A hurricane is part of Mother Nature’s fury which can endanger thousands of people in its path. Aviation weather forecasting plays a tremendous role in the determination of flight safety. But did you ever wonder how meteorologists obtain the data they need to monitor the intensity and track of this kind of storm to keep us out of harm’s way? If you answered, “hurricane hunters,” then you’re right on track. There’s no denying that hurricane hunters are well-trained pilots. As an institution of learning that offers a wide range of aviation and flight degrees, Vaughn College sets the pace for this adventurous career path. This month, Vaughn highlights a unique area of the aviation industry by discussing the vital role hurricane hunters play in saving lives.
Who are hurricane hunters?
Hurricane hunters are aircrews that are part of the United States Air Force Reserve’s 53rd Weather Reconnaissance Squadron, aligned under the 403rd Wing and located at Keesler Air Force Base in Biloxi, Mississippi. Today’s basic five-member aircrew includes a pilot, co-pilot, navigator, flight meteorologist and weather reconnaissance loadmaster. They are called upon by the National Hurricane Center in Miami, Florida to collect and retrieve necessary storm data. The 53rd Weather Reconnaissance Squadron is a one-of-a-kind organization as it is the only operational military weather reconnaissance unit in the world.
Hurricane hunters are not new to the aviation industry. In fact, the first manned flight occurred in 1943―on a dare―after two military pilots challenged each other to fly into the eye of a hurricane. Little did they know then how that bet would pave the way to today’s aviation weather forecasting of tropical cyclones. Seventy-six years later, a special all-female aircrew made history as it flew into Hurricane Dorian.
Hurricane Dorian: All-female hurricane hunter flight crew makes history
Last month, the first-ever all-female hurricane hunter flight crew made history when it gathered storm data on Hurricane Dorian. Amidst the danger of a major hurricane, the three-pilot flight crew flew a mission into the dangerous storm, marking the first time in 76 years that an all-female hurricane hunter flight crew stormed an Atlantic Ocean hurricane. More women in aviation are being recognized for their impact in the field. Way to go, ladies!
So, why are hurricane hunters critical to keeping the public safe? Read on to learn about their daring missions. (Are you interested in a career as a pilot?
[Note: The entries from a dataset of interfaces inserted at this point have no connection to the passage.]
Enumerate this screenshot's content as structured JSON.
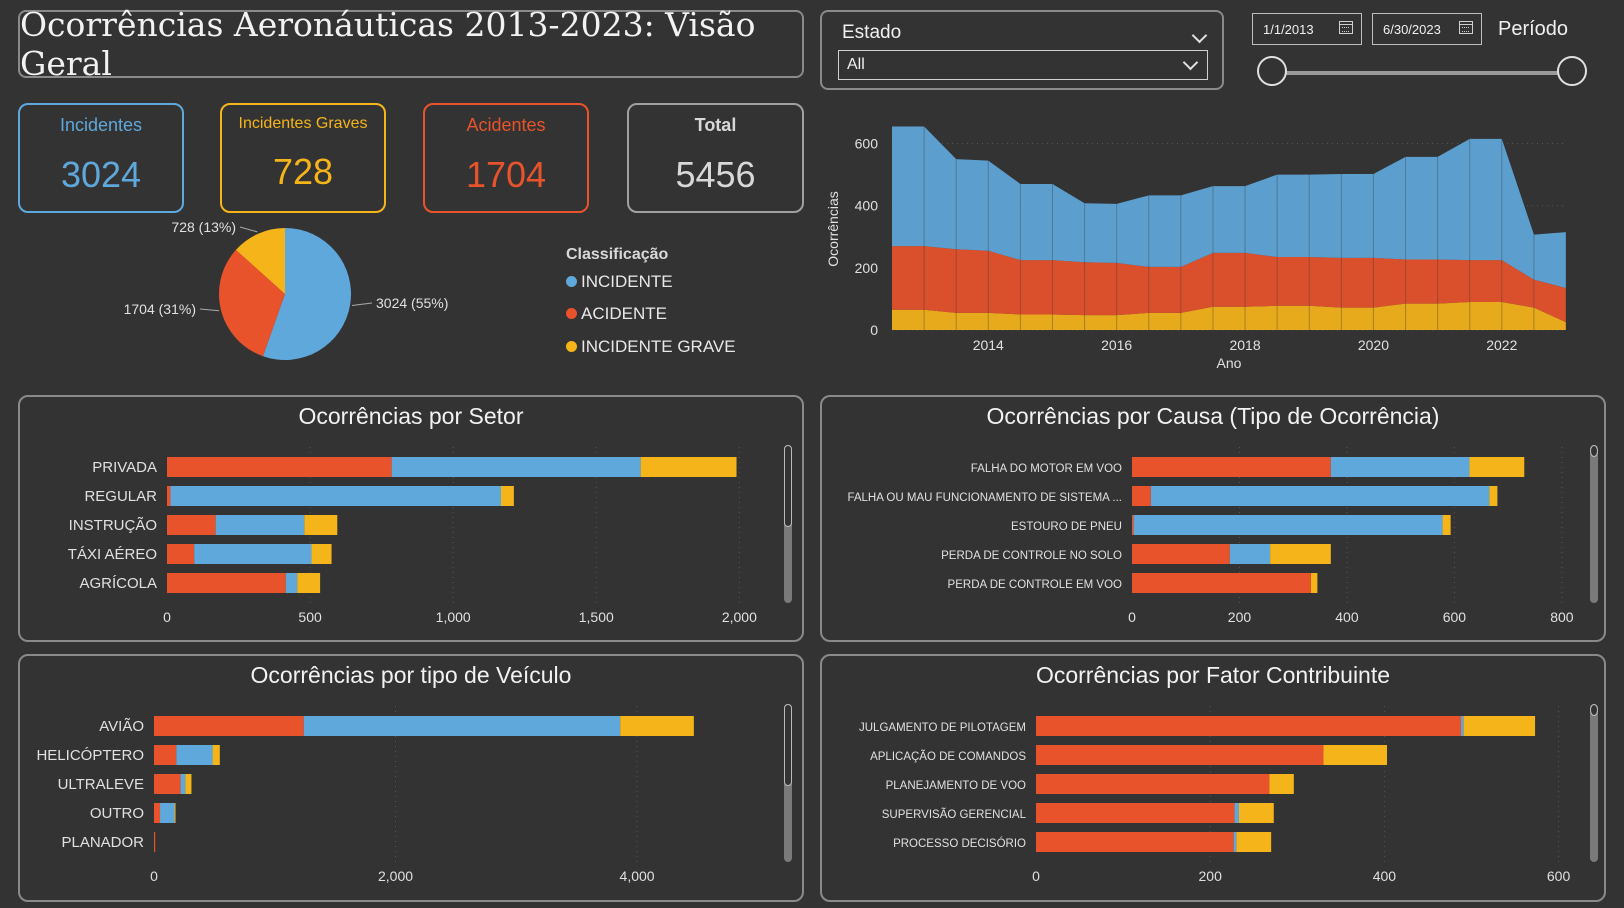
{
  "header": {
    "title": "Ocorrências Aeronáuticas 2013-2023: Visão Geral"
  },
  "filters": {
    "estado_label": "Estado",
    "estado_value": "All",
    "date_start": "1/1/2013",
    "date_end": "6/30/2023",
    "periodo_label": "Período"
  },
  "colors": {
    "incidente": "#5fa8dc",
    "acidente": "#e8532b",
    "grave": "#f5b41a"
  },
  "kpis": [
    {
      "label": "Incidentes",
      "value": "3024",
      "color": "#5fa8dc"
    },
    {
      "label": "Incidentes Graves",
      "value": "728",
      "color": "#f5b41a"
    },
    {
      "label": "Acidentes",
      "value": "1704",
      "color": "#e8532b"
    },
    {
      "label": "Total",
      "value": "5456",
      "color": "#d8d8d8"
    }
  ],
  "legend": {
    "title": "Classificação",
    "items": [
      "INCIDENTE",
      "ACIDENTE",
      "INCIDENTE GRAVE"
    ]
  },
  "chart_data": [
    {
      "type": "pie",
      "id": "classificacao",
      "slices": [
        {
          "label": "INCIDENTE",
          "value": 3024,
          "text": "3024 (55%)"
        },
        {
          "label": "ACIDENTE",
          "value": 1704,
          "text": "1704 (31%)"
        },
        {
          "label": "INCIDENTE GRAVE",
          "value": 728,
          "text": "728 (13%)"
        }
      ]
    },
    {
      "type": "area",
      "id": "por_ano",
      "ylabel": "Ocorrências",
      "xlabel": "Ano",
      "ylim": [
        0,
        650
      ],
      "yticks": [
        0,
        200,
        400,
        600
      ],
      "xticks": [
        2014,
        2016,
        2018,
        2020,
        2022
      ],
      "x": [
        2013.0,
        2013.5,
        2014.0,
        2014.5,
        2015.0,
        2015.5,
        2016.0,
        2016.5,
        2017.0,
        2017.5,
        2018.0,
        2018.5,
        2019.0,
        2019.5,
        2020.0,
        2020.5,
        2021.0,
        2021.5,
        2022.0,
        2022.5,
        2023.0,
        2023.5
      ],
      "series": [
        {
          "name": "INCIDENTE GRAVE",
          "values": [
            65,
            65,
            55,
            55,
            50,
            50,
            48,
            48,
            55,
            55,
            75,
            75,
            78,
            78,
            72,
            72,
            85,
            85,
            90,
            90,
            72,
            25
          ]
        },
        {
          "name": "ACIDENTE",
          "values": [
            205,
            205,
            205,
            200,
            175,
            175,
            170,
            168,
            148,
            148,
            173,
            173,
            157,
            157,
            160,
            160,
            142,
            142,
            135,
            135,
            90,
            110
          ]
        },
        {
          "name": "INCIDENTE",
          "values": [
            385,
            385,
            290,
            290,
            245,
            245,
            190,
            190,
            230,
            230,
            215,
            215,
            265,
            265,
            270,
            270,
            330,
            330,
            390,
            390,
            145,
            180
          ]
        }
      ]
    },
    {
      "type": "bar",
      "id": "setor",
      "title": "Ocorrências por Setor",
      "categories": [
        "PRIVADA",
        "REGULAR",
        "INSTRUÇÃO",
        "TÁXI AÉREO",
        "AGRÍCOLA"
      ],
      "xlim": [
        0,
        2100
      ],
      "xticks": [
        0,
        500,
        1000,
        1500,
        2000
      ],
      "xtick_labels": [
        "0",
        "500",
        "1,000",
        "1,500",
        "2,000"
      ],
      "series": [
        {
          "name": "ACIDENTE",
          "values": [
            785,
            12,
            170,
            95,
            415
          ]
        },
        {
          "name": "INCIDENTE",
          "values": [
            870,
            1155,
            310,
            410,
            40
          ]
        },
        {
          "name": "INCIDENTE GRAVE",
          "values": [
            335,
            45,
            115,
            70,
            80
          ]
        }
      ]
    },
    {
      "type": "bar",
      "id": "causa",
      "title": "Ocorrências por Causa (Tipo de Ocorrência)",
      "categories": [
        "FALHA DO MOTOR EM VOO",
        "FALHA OU MAU FUNCIONAMENTO DE SISTEMA ...",
        "ESTOURO DE PNEU",
        "PERDA DE CONTROLE NO SOLO",
        "PERDA DE CONTROLE EM VOO"
      ],
      "xlim": [
        0,
        830
      ],
      "xticks": [
        0,
        200,
        400,
        600,
        800
      ],
      "xtick_labels": [
        "0",
        "200",
        "400",
        "600",
        "800"
      ],
      "series": [
        {
          "name": "ACIDENTE",
          "values": [
            370,
            35,
            3,
            182,
            333
          ]
        },
        {
          "name": "INCIDENTE",
          "values": [
            258,
            630,
            575,
            75,
            0
          ]
        },
        {
          "name": "INCIDENTE GRAVE",
          "values": [
            102,
            15,
            15,
            113,
            12
          ]
        }
      ]
    },
    {
      "type": "bar",
      "id": "veiculo",
      "title": "Ocorrências por tipo de Veículo",
      "categories": [
        "AVIÃO",
        "HELICÓPTERO",
        "ULTRALEVE",
        "OUTRO",
        "PLANADOR"
      ],
      "xlim": [
        0,
        5200
      ],
      "xticks": [
        0,
        2000,
        4000
      ],
      "xtick_labels": [
        "0",
        "2,000",
        "4,000"
      ],
      "series": [
        {
          "name": "ACIDENTE",
          "values": [
            1240,
            185,
            220,
            50,
            10
          ]
        },
        {
          "name": "INCIDENTE",
          "values": [
            2620,
            300,
            40,
            120,
            0
          ]
        },
        {
          "name": "INCIDENTE GRAVE",
          "values": [
            610,
            60,
            50,
            5,
            0
          ]
        }
      ]
    },
    {
      "type": "bar",
      "id": "fator",
      "title": "Ocorrências por Fator Contribuinte",
      "categories": [
        "JULGAMENTO DE PILOTAGEM",
        "APLICAÇÃO DE COMANDOS",
        "PLANEJAMENTO DE VOO",
        "SUPERVISÃO GERENCIAL",
        "PROCESSO DECISÓRIO"
      ],
      "xlim": [
        0,
        620
      ],
      "xticks": [
        0,
        200,
        400,
        600
      ],
      "xtick_labels": [
        "0",
        "200",
        "400",
        "600"
      ],
      "series": [
        {
          "name": "ACIDENTE",
          "values": [
            488,
            330,
            268,
            228,
            227
          ]
        },
        {
          "name": "INCIDENTE",
          "values": [
            3,
            0,
            0,
            5,
            3
          ]
        },
        {
          "name": "INCIDENTE GRAVE",
          "values": [
            82,
            73,
            28,
            40,
            40
          ]
        }
      ]
    }
  ]
}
Check out the top 10 reasons for becoming a pilot.)
What do hurricane hunters do?
The mission of the aircrews is to fly directly into a tropical cyclone to gather the necessary data required to accurately assess the intensity and track of the storm. Specially modified U.S. Air Force planes typically used to drop off troops and supplies in war zones are flown by the 53rd Weather Reconnaissance Squadron to maneuver through the storm. If you’ve ever tracked one of these storms―or worse―lived in the potential path of one, then you know how the track and intensity of the storm can change like the wind (pun intended). So, how do these crews gather the data?
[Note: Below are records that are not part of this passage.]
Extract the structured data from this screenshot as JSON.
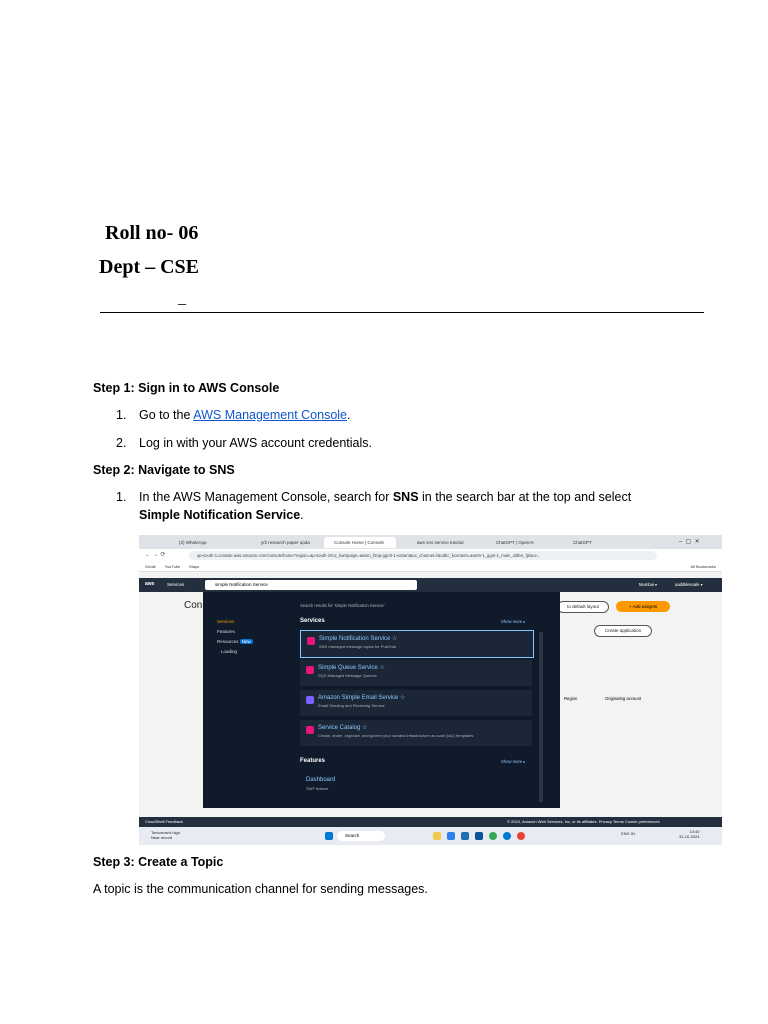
{
  "header": {
    "roll": "Roll no- 06",
    "dept": "Dept – CSE",
    "dash": "_"
  },
  "steps": {
    "step1_title": "Step 1: Sign in to AWS Console",
    "s1_item1_num": "1.",
    "s1_item1_pre": "Go to the ",
    "s1_item1_link": "AWS Management Console",
    "s1_item1_post": ".",
    "s1_item2_num": "2.",
    "s1_item2": "Log in with your AWS account credentials.",
    "step2_title": "Step 2: Navigate to SNS",
    "s2_item1_num": "1.",
    "s2_item1_a": "In the AWS Management Console, search for ",
    "s2_item1_b": "SNS",
    "s2_item1_c": " in the search bar at the top and select",
    "s2_item1_d": "Simple Notification Service",
    "s2_item1_e": ".",
    "step3_title": "Step 3: Create a Topic",
    "step3_text": "A topic is the communication channel for sending messages."
  },
  "screenshot": {
    "tabs": [
      "(2) WhatsApp",
      "y/2 research paper upda",
      "Console Home | Console",
      "aws sns service tutorial",
      "ChatGPT | OpenAI",
      "ChatGPT"
    ],
    "url": "ap-south-1.console.aws.amazon.com/console/home?region=ap-south-1#oc_kampaign=awsm_f2np-ggrnt-1-variant&oc_channel=f&odbc_kcontent=awsm-1_ggnt-1_main_oldlvs_fplace...",
    "bookmarks": [
      "Gmail",
      "YouTube",
      "Maps"
    ],
    "all_bookmarks": "All Bookmarks",
    "nav_services": "Services",
    "search_value": "simple Notification Service",
    "region": "Mumbai ▾",
    "account": "aaditklesuale ▾",
    "con": "Con",
    "search_results_for": "Search results for 'simple Notification Service'",
    "left_menu": [
      "Services",
      "Features",
      "Resources",
      "Loading"
    ],
    "new_badge": "New",
    "services_heading": "Services",
    "show_more": "Show more ▸",
    "services": [
      {
        "name": "Simple Notification Service ☆",
        "desc": "SNS managed message topics for Pub/Sub"
      },
      {
        "name": "Simple Queue Service ☆",
        "desc": "SQS Managed Message Queues"
      },
      {
        "name": "Amazon Simple Email Service ☆",
        "desc": "Email Sending and Receiving Service"
      },
      {
        "name": "Service Catalog ☆",
        "desc": "Create, share, organize, and govern your curated infrastructure as code (IaC) templates"
      }
    ],
    "features_heading": "Features",
    "features_show_more": "Show more ▸",
    "feature_name": "Dashboard",
    "feature_desc": "SWF feature",
    "default_layout": "to default layout",
    "add_widgets": "+ Add widgets",
    "create_application": "Create application",
    "region_col": "Region",
    "originating_account": "Originating account",
    "footer_left": "CloudShell   Feedback",
    "footer_right": "© 2024, Amazon Web Services, Inc. or its affiliates.   Privacy   Terms   Cookie preferences",
    "weather": "Tomorrow's high",
    "weather2": "Near record",
    "taskbar_search": "Search",
    "clock": "13:40",
    "date": "31-10-2024",
    "lang": "ENG IN"
  }
}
Eye in the sky
At about 10,000 feet, the crew drops Global Positioning System (GPS) sensors while flying directly through the eye to the hurricane’s edge and repeats this pattern as often as four times. This allows the crew to gather information about the storm’s speed, direction and winds. Each mission takes eight hours and alternating crews fly continuously through the course of the storm. The data from each mission is transmitted back to the National Hurricane Center where it is compiled, analyzed and released to news and weather outlets who then relay the information to the public.
Hurricane Dorian made landfall as a “category five” hurricane earlier this month, having caused catastrophic damage to several Bahamian islands. The Vaughn community’s thoughts are with those affected by Dorian, including our students, their friends and families.
Both men and women in the field play a crucial role in the safety of flight, management of airlines and engineering of flight technology. And reports like this reinforce the contributions of women in aviation. Are you inspired to take your career to new heights? Check out all that’s possible with an aviation degree from Vaughn, where the programs offered are suited to many diverse interests in the field.